  • Breeding Habits: These mosquitoes breed in stagnant water, which is often found in containers such as flower pots, old tires, and water storage units.
  • Peak Activity: They are most active during the early morning and late afternoon, which increases the risk of transmission during these times.
  • Transmission Cycle: The virus is transmitted when an infected mosquito bites a human, allowing the virus to enter the bloodstream and cause infection.
  • Environmental Factors: Urbanization, climate change, and human activity contribute to the spread of the mosquito population, enhancing the transmission of dengue.

Symptoms of Dengue Fever

  • Fever: High fever, often up to 104°F (40°C).
  • Pain: Severe headache, pain behind the eyes, and joint and muscle pain.
  • Rash: Skin rash that may appear a few days after the onset of fever.
  • Bleeding: Mild bleeding symptoms such as nose or gum bleeding.
  • Severe Symptoms: In severe cases, symptoms can escalate to serious conditions like DHF or DSS, characterized by severe abdominal pain, persistent vomiting, rapid breathing, and signs of bleeding.

Remedies and Treatment

  • Symptom Relief: No specific antiviral treatment is available, so management focuses on relieving symptoms.
    • Use pain relievers like acetaminophen (Tylenol) for fever and pain.
    • Avoid NSAIDs such as aspirin or ibuprofen due to the risk of bleeding.
  • Hydration: Maintain proper fluid intake to prevent dehydration.
  • Medical Care: For severe cases, hospitalization may be necessary for monitoring and treating symptoms.
    • Fluid management is critical to prevent complications.
    • Access to care from physicians experienced in managing severe dengue can be lifesaving.

Prevention Strategies

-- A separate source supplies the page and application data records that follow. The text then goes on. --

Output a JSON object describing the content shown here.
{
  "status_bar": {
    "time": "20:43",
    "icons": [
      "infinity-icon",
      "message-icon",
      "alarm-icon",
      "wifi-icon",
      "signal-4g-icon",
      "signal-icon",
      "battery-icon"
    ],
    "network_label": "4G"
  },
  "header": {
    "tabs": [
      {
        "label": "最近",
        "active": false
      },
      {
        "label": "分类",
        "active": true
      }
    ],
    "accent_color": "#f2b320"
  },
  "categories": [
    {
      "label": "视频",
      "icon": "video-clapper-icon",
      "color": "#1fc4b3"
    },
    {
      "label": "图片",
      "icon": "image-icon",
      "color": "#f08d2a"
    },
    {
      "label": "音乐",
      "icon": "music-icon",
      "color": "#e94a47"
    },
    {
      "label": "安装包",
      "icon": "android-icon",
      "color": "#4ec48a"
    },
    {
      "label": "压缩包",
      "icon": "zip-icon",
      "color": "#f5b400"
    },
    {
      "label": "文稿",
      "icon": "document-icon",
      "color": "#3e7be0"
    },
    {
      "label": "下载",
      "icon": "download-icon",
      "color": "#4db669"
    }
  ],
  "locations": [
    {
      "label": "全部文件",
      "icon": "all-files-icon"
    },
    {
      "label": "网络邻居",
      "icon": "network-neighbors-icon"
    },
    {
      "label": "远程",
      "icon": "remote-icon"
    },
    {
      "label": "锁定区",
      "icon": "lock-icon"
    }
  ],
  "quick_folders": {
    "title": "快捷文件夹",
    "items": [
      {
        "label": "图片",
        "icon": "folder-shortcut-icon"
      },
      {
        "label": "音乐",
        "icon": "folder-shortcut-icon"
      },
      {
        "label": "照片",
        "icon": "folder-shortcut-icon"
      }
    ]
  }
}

  • Eliminate Breeding Sites: Remove standing water around homes where mosquitoes can breed.
    • Empty, clean, or cover containers that can hold water, such as flower pots and buckets.
  • Protective Measures: Use mosquito repellents and wear long-sleeved clothing.
    • Install screens on windows and doors to keep mosquitoes out.
    • Use mosquito nets, especially for sleeping.
  • Community Efforts: Participate in public health campaigns to raise awareness and reduce mosquito breeding.
  • Vaccination: In areas with high dengue prevalence, vaccines like Dengvaxia can be used for those with a prior infection to reduce the severity of future infections.